Stored entries:
◆ ◆ ◆
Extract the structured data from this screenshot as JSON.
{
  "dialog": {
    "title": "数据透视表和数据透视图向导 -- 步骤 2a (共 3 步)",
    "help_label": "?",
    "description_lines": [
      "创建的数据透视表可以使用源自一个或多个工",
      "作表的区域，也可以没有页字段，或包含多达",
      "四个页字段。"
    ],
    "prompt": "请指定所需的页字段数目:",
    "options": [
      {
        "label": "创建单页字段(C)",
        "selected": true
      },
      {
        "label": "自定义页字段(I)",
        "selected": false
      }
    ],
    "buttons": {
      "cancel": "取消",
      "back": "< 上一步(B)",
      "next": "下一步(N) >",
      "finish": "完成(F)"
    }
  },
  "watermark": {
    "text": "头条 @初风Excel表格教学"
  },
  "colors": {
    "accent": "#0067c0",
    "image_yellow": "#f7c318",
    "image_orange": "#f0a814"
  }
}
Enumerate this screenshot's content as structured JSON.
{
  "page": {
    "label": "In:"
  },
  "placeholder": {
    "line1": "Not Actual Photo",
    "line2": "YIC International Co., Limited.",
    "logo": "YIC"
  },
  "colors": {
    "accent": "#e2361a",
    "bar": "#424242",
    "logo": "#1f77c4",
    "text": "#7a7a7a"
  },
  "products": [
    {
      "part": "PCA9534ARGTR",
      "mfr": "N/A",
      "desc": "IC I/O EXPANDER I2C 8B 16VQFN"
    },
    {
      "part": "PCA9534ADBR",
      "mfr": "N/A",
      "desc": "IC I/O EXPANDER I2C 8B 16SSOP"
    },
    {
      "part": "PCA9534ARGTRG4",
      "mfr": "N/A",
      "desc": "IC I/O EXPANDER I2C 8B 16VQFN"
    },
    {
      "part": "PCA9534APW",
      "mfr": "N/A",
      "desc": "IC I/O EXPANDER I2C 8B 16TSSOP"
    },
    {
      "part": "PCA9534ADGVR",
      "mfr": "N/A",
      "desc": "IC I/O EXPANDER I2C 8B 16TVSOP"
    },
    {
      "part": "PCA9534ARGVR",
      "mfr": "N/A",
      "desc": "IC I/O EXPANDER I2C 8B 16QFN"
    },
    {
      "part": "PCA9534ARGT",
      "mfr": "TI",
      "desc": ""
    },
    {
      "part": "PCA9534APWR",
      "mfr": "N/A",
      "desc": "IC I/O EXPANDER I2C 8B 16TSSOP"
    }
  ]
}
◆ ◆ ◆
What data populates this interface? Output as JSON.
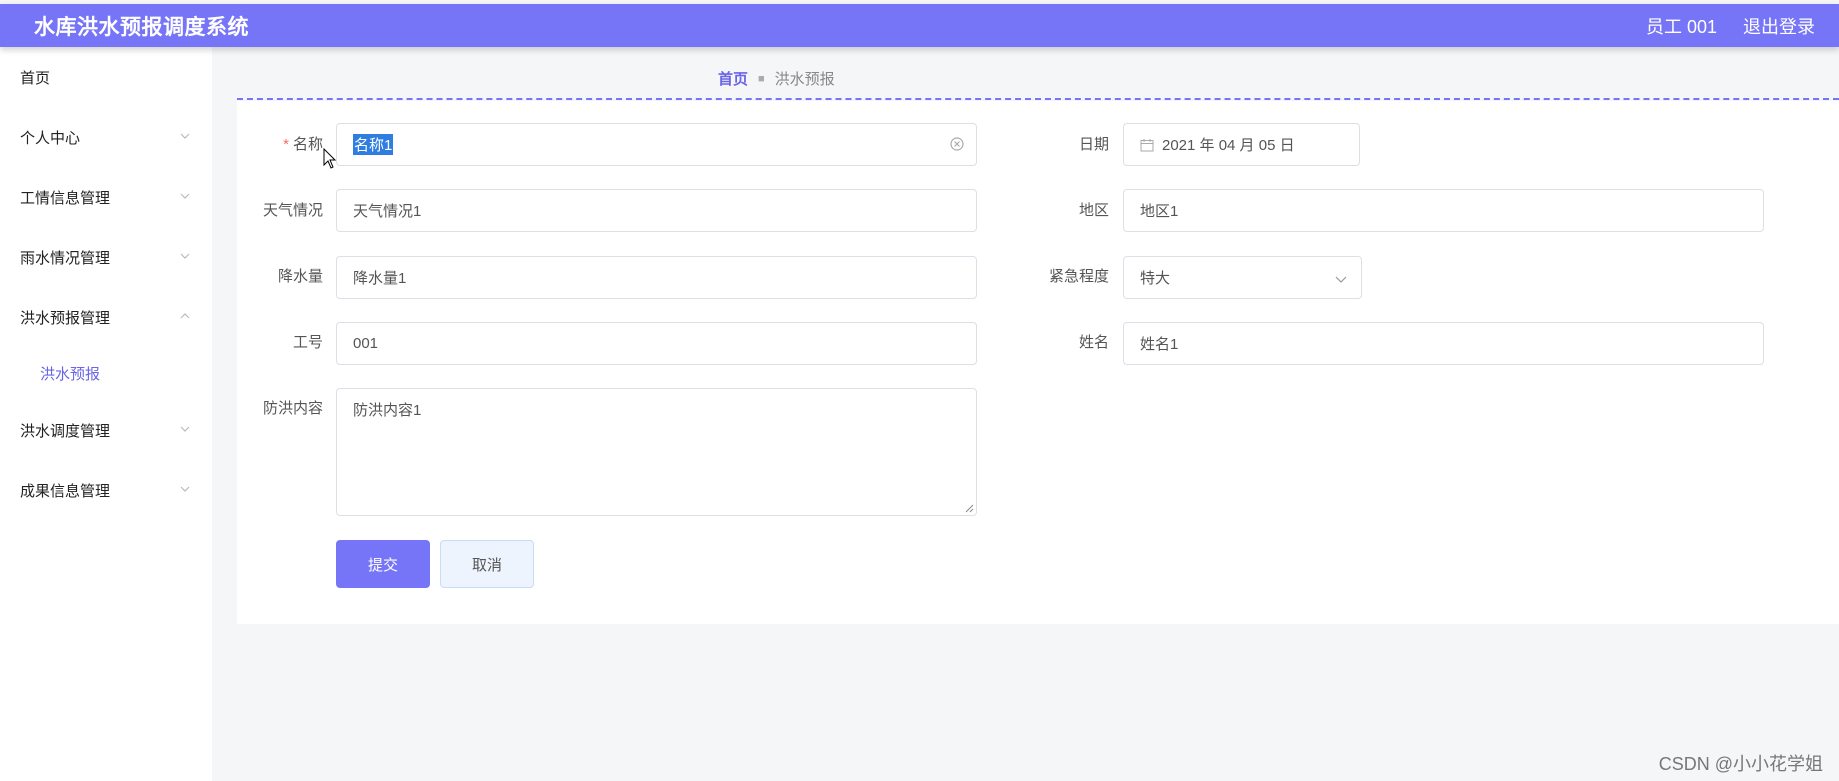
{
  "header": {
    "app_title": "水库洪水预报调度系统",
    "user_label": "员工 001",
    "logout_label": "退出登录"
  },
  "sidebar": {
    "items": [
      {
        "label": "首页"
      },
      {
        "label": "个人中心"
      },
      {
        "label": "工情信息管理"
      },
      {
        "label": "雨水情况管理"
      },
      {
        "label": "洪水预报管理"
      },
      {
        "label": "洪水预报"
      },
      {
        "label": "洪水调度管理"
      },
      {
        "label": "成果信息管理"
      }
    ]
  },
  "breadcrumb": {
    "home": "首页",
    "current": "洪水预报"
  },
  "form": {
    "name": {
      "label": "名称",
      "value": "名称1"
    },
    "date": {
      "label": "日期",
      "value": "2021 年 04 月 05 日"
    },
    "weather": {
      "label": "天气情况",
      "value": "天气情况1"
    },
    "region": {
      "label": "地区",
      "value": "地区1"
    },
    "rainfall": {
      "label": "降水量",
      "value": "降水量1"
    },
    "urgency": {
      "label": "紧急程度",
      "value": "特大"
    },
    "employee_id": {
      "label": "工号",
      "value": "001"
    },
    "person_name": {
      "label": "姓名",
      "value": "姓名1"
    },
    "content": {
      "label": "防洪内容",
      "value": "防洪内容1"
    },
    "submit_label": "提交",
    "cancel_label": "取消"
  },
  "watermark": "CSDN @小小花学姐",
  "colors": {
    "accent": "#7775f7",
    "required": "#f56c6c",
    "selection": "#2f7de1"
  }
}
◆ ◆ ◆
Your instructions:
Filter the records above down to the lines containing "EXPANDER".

Solution:
      "desc": "IC I/O EXPANDER I2C 8B 16VQFN"
      "desc": "IC I/O EXPANDER I2C 8B 16SSOP"
      "desc": "IC I/O EXPANDER I2C 8B 16VQFN"
      "desc": "IC I/O EXPANDER I2C 8B 16TSSOP"
      "desc": "IC I/O EXPANDER I2C 8B 16TVSOP"
      "desc": "IC I/O EXPANDER I2C 8B 16QFN"
      "desc": "IC I/O EXPANDER I2C 8B 16TSSOP"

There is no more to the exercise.